• Question: How does the mind-body connection affect our emotions?

    Asked by Dennis Relojo-Howell II to Robert, Olly, Nicola, Jasmin, Dennis, Caroline on 12 Jun 2019.
    • Photo: Jasmin Moon

      Jasmin Moon answered on 12 Jun 2019:

      The mind and body are very closely linked, you could even say they are the same things since our thoughts all originate in the brain which is part of our bodies!
      In the same way that our body affects our mind (if we feel pain for example, we are also likely to feel anxious or low in mood), our emotions also affect our body (think about how your body feels when you are nervous – perhaps a bit shaky, dry mouth and sweating?). The CBT triangle explains this quite well if you are interested: https://thebluesprogram.weebly.com/uploads/1/4/2/1/14217397/original_student_workbook.pdf

    • Photo: Oliver Clabburn

      Oliver Clabburn answered on 12 Jun 2019:

      This is a good question and Jasmin has answered this really well. On a side note, I read something just last week about how our mind is heavily linked with our stomach! Think about when we’re really nervous and our stomach feels off… or when we feel ill, the last thing we want to do is something which requires lots of thinking! Consequently, what we eat may have a massive impact on how our minds work.

    • Photo: Dennis Relojo-Howell

      Dennis Relojo-Howell answered on 12 Jun 2019:

      Each of them can affect each other. They are buddies. How you think can affect how you feel. And how you feel can affect your thinking.

      As an example, if you are stressed about your homework it can give you headache and other pains in your bodies. And if you are not feeling well that can make you feel stressed.
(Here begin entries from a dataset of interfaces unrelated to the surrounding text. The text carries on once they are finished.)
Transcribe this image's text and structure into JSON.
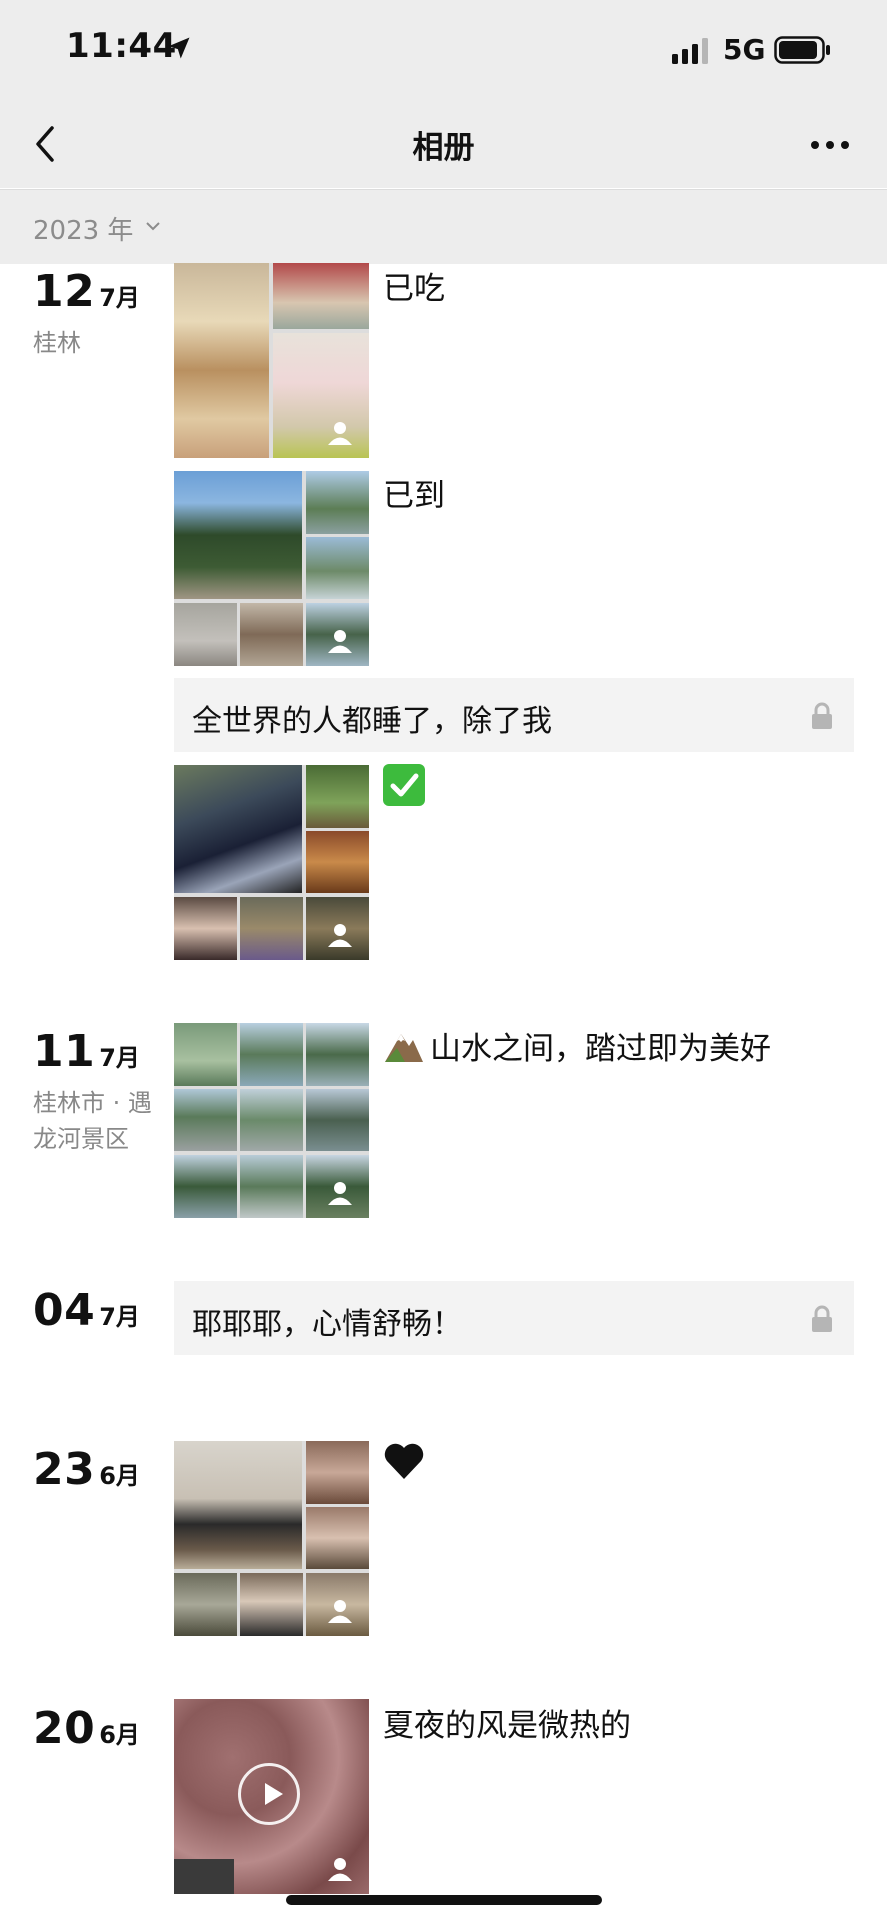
{
  "status_bar": {
    "time": "11:44",
    "network": "5G"
  },
  "nav": {
    "title": "相册"
  },
  "year_filter": {
    "label": "2023 年"
  },
  "posts": [
    {
      "day": "12",
      "month": "7月",
      "place": "桂林",
      "caption": "已吃"
    },
    {
      "caption": "已到"
    },
    {
      "text": "全世界的人都睡了，除了我"
    },
    {
      "caption_icon": "check-emoji"
    },
    {
      "day": "11",
      "month": "7月",
      "place": "桂林市 · 遇龙河景区",
      "caption": "山水之间，踏过即为美好",
      "caption_icon": "mountain-emoji"
    },
    {
      "day": "04",
      "month": "7月",
      "text": "耶耶耶，心情舒畅！"
    },
    {
      "day": "23",
      "month": "6月",
      "caption_icon": "black-heart-emoji"
    },
    {
      "day": "20",
      "month": "6月",
      "caption": "夏夜的风是微热的"
    }
  ]
}
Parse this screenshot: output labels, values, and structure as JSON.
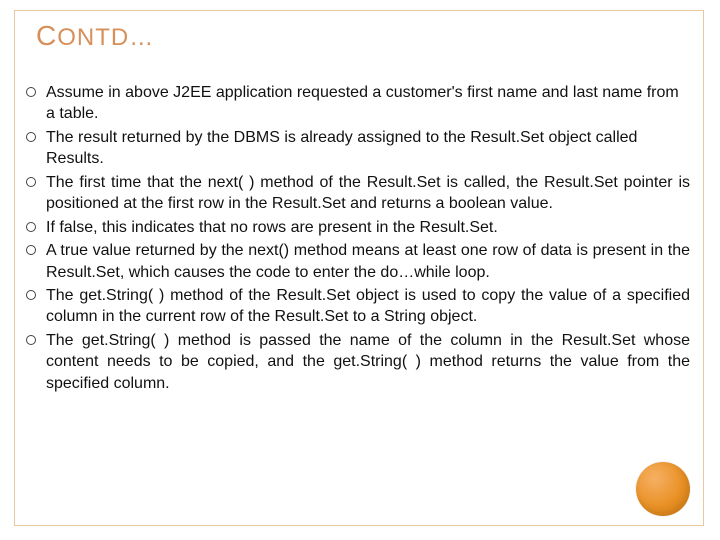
{
  "title_parts": {
    "first": "C",
    "rest": "ONTD…"
  },
  "bullets": [
    {
      "text": "Assume in above J2EE application requested a customer's first name and last name from a table.",
      "justify": false
    },
    {
      "text": "The result returned by the DBMS is already assigned to the Result.Set object called Results.",
      "justify": false
    },
    {
      "text": "The first time that the next( ) method of the Result.Set is called, the Result.Set pointer is positioned at the first row in the Result.Set and returns a boolean value.",
      "justify": true
    },
    {
      "text": "If false, this indicates that no rows are present in the Result.Set.",
      "justify": false
    },
    {
      "text": "A true value returned by the next() method means at least one row of data is present in the Result.Set, which causes the code to enter the do…while loop.",
      "justify": true
    },
    {
      "text": "The get.String( ) method of the Result.Set object is used to copy the value of a specified column in the current row of the Result.Set to a String object.",
      "justify": true
    },
    {
      "text": "The get.String( ) method is passed the name of the column in the Result.Set whose content needs to be copied, and the get.String( ) method returns the value from the specified column.",
      "justify": true
    }
  ]
}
    • Photo: Robert Dempsey

      Robert Dempsey answered on 12 Jun 2019:

      I think this is a reciprocal relationship (i.e. goes both ways) – there are different theories of emotion, some of which focus on ‘top-down’ processes (how the mind interprets/evaluates our bodily state and environment to cause emotion) versus ‘bottom-up’ processes (based on our perception first). It may depend on the type of emotion we are experiencing whether this is more ‘top-down’ or ‘bottom-up’?

    • Photo: Nicola Johnstone

      Nicola Johnstone answered on 13 Jun 2019:

      We talk about this in terms of feedback. Our ‘fight or flight’ systems cannot tell real danger from no harm. For example, anxiety arises from attentional bias to negative information, or that which might harm us. It means we are primed for danger, and might miss-categorise something as a threat, when really it is harmless. So we get nervous, shaky and want to run away and the affects are felt in the body. It can keep cycling for a while until we learn the truth.

    • Photo: Caroline Brett

      Caroline Brett answered on 15 Jun 2019:

      It is a two-way process. When our body is suffering (e.g. too tired, hungry, or physically injured/unwell), our mind doesn’t function as well as normal. When our mind is not functioning well (e.g. when we’re upset or stressed) our body can be affected too. It can become a bit of a cycle. For example, if we’re feeling stressed, we are likely to experience physical symptoms such as a racing heart, sweating, etc., which in turn can make us feel more stressed or even feel down because our mind tells us we’re not coping well with the situation, leading us to feel worse both physically and mentally. This forms the basis of a lot of psychological therapies or treatments, particularly in health psychology, such as CBT (as Yasmin outlines below).